We now offer virtual visits so you can get the care you need from comfort and safety of your own home. Schedule a Virtual Video Visit. MyChart UChicago Medicine. Care Connection Ingalls.
Bladder infections are a common health issue, particularly for women, and can recur with frustrating frequency. We asked a urologist whether it's safe to let a urinary tract infection 'run its course', or if antibiotics are always the best treatment. Burning and stinging on urination, and feeling achy, sick and tired are the common symptoms of bladder infections, and can make life a misery for those who suffer frequent UTI infections. Studies show that Escherichia coli E.
Urinary Tract Infections in Men: Symptoms, Diagnosis, and Treatment
Wellness Articles. Everything to know about the bladder infection Urinary tract infections—or UTIs—can be painful and embarrassing. But, they are also very common. In fact, over three million cases are reported in the United States each year.
Back to blog posts list. UTIs not only feature unpleasant symptoms, like an increased urge to urinate and a burning sensation when you do, but also a tendency to come back again and again. In fact, UTIs are the second most common type of infection in the body, leading to over 8 million visits to health care providers each year. Women who have had UTIs before most likely recognize their symptoms. It is also challenging when addressing a pediatric patient, or in the elderly with multiple complex health issues. However, if you have thick white discharge, you might have a yeast infection.
4 things women need to know about UTIs.

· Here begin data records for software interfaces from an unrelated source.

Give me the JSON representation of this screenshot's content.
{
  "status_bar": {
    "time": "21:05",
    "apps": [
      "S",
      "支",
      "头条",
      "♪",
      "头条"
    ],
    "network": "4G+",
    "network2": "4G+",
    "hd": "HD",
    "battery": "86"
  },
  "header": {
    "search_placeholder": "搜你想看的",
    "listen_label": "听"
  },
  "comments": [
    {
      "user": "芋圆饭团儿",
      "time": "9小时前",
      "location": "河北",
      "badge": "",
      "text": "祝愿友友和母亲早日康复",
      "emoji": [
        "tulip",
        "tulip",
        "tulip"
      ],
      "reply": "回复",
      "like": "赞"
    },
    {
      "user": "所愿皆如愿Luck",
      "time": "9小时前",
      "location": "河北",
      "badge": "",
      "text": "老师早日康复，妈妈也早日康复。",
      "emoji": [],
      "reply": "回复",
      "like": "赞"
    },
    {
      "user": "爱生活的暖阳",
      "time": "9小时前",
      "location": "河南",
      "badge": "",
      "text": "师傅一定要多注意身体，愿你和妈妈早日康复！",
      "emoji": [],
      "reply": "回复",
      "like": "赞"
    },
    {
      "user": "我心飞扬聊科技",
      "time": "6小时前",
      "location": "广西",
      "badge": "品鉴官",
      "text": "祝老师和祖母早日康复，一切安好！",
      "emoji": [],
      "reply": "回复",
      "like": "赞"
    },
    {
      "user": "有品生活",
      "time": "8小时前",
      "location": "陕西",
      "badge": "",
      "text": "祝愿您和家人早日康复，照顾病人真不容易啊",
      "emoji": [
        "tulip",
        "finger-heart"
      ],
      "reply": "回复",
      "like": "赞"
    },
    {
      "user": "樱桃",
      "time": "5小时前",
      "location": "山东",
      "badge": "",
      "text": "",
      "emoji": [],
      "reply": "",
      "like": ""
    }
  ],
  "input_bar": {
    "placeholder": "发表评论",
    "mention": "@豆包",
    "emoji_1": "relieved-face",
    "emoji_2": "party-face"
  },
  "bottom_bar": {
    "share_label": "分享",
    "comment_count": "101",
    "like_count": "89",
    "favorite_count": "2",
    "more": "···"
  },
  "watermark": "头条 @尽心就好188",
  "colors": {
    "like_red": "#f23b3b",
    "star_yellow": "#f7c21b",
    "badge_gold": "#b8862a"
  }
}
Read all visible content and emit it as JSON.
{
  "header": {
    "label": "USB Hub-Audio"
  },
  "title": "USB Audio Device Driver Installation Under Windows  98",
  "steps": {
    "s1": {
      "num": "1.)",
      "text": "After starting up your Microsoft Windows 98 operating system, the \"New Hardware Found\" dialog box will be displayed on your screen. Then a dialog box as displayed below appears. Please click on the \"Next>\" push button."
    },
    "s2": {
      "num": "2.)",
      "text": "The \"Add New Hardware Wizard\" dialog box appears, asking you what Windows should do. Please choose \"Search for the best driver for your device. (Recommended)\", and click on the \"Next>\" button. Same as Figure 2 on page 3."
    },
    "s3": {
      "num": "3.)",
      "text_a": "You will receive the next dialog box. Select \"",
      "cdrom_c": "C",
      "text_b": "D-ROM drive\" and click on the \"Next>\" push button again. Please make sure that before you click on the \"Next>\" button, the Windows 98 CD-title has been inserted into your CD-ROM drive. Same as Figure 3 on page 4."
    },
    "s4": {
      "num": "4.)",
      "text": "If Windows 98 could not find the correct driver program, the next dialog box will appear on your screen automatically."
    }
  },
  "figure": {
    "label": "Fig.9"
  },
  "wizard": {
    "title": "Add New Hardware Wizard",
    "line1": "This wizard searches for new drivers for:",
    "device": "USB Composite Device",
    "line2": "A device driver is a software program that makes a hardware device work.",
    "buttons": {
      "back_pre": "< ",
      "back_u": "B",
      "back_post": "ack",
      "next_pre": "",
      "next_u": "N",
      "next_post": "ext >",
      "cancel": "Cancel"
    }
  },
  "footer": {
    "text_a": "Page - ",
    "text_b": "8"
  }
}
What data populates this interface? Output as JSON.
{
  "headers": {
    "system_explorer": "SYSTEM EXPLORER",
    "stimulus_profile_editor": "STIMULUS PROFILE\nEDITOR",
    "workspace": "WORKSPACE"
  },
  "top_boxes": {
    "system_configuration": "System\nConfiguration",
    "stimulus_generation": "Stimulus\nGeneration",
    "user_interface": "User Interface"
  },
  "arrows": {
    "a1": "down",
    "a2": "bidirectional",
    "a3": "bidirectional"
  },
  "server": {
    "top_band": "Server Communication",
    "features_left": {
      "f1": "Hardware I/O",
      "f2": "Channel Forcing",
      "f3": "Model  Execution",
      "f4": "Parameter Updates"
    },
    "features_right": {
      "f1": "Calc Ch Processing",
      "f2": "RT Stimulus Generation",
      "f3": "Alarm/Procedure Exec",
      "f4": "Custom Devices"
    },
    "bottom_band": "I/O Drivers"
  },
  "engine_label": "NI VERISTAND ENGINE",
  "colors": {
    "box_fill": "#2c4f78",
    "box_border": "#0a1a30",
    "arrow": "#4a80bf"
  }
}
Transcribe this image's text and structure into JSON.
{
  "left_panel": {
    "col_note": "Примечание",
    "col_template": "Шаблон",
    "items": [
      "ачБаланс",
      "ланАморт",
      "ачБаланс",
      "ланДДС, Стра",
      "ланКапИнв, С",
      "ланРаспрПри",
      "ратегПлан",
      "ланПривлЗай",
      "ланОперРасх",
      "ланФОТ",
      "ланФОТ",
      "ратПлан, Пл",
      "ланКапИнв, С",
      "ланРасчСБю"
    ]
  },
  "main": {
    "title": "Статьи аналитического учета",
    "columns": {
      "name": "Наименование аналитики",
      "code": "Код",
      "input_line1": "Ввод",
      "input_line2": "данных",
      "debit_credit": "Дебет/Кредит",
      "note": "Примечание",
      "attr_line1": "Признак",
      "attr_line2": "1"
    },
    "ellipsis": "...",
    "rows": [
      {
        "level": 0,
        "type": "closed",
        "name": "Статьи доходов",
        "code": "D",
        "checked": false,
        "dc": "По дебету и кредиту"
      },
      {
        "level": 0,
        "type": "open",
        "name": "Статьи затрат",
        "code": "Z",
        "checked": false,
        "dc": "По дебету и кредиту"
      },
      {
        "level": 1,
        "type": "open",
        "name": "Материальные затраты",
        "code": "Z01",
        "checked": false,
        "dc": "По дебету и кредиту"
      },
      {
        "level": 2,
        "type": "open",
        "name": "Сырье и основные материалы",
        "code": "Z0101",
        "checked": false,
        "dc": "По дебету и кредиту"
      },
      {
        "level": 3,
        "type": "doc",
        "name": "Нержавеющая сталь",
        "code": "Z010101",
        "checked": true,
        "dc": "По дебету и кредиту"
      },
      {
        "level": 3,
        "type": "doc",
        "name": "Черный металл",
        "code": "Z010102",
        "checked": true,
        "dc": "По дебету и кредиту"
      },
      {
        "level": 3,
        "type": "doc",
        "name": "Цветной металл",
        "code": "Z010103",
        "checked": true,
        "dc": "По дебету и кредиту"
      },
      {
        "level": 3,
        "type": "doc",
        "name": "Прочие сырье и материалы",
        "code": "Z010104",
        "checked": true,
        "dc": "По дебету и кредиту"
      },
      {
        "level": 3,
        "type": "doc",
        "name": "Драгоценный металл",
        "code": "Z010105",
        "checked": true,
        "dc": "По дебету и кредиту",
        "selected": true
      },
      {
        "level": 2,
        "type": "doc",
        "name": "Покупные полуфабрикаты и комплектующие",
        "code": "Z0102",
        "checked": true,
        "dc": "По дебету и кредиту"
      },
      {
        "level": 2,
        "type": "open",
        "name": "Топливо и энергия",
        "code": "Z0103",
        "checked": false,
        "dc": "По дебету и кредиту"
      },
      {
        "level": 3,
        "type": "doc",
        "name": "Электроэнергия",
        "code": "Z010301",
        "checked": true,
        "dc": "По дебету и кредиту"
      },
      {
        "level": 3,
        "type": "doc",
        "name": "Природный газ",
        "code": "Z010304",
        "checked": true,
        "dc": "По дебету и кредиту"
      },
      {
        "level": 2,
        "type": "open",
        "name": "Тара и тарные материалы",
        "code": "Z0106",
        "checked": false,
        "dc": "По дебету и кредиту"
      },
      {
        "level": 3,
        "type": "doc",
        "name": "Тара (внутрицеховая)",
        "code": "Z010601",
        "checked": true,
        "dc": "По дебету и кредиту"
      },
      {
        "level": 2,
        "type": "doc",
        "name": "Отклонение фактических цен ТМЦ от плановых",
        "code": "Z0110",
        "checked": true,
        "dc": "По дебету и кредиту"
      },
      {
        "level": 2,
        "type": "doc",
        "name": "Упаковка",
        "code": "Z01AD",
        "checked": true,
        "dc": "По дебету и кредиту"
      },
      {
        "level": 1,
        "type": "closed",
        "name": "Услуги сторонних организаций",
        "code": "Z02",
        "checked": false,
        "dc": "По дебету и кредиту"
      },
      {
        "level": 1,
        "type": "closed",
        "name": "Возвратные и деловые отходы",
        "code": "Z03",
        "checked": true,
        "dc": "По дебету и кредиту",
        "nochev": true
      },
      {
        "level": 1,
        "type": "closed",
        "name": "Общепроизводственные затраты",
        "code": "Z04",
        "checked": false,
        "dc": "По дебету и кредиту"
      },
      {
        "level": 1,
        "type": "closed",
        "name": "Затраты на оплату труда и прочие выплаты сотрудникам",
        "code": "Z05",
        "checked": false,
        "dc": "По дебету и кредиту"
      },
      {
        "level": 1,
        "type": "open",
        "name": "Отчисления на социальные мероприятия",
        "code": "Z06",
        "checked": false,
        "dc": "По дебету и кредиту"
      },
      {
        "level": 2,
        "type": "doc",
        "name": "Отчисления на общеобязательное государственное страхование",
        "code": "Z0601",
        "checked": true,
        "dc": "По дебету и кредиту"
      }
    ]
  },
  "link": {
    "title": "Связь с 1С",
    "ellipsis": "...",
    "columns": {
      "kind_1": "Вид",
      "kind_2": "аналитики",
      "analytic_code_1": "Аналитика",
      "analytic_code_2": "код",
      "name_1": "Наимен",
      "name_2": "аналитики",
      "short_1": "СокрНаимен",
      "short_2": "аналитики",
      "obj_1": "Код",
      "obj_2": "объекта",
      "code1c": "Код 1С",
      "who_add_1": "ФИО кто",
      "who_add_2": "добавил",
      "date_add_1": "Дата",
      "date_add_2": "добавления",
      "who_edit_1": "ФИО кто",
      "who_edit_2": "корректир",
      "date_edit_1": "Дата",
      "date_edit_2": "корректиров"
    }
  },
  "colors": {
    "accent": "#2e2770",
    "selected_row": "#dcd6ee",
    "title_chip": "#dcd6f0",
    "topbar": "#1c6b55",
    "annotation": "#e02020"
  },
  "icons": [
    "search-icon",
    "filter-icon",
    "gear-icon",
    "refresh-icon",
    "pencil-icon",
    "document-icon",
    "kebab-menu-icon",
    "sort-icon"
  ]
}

Urinary tract infection UTI is one of the most common infections affecting older adults, especially women. If you have a UTI without complications, and you are otherwise in good health, your doctor might prescribe a shorter urinary tract infection treatment , such as a 3-day course of antibiotics. However, treatment type and length will depend on your medical profile and specific symptoms. Additionally, your physician may prescribe pain medication that relieves burning during urination, but pain is usually relieved shortly after beginning the antibiotic treatment. Below is some information to help you know what to do if you have a UTI infection in order to prevent exacerbating your UTI symptoms.
Though women are usually the ones plagued with irritating urinary tract infection UTI symptoms, men can develop UTIs, too. And the older a man is, the greater his risk for getting one. While urinary tract infections are common in women, with at least 40 to 60 percent of women developing a UTI during their lives, according to the National Institute of Diabetes and Digestive and Kidney Diseases 1 , men are not immune to these often troublesome and potentially dangerous infections.
Health and Wellness Blog
Nearly one in two women and one in twenty men will suffer a urinary tract infection UTI in their lifetime Kidney Health Australia Scientists are developing a novel new therapy to treat UTIs that does not include the use of traditional antibiotics. Researchers Jiang et al. Theoretically, this new class of antimicrobials should solve the problem of microbial resistance.
Can UTIs Go Away on Their Own?
Seven ways to treat a UTI without antibiotics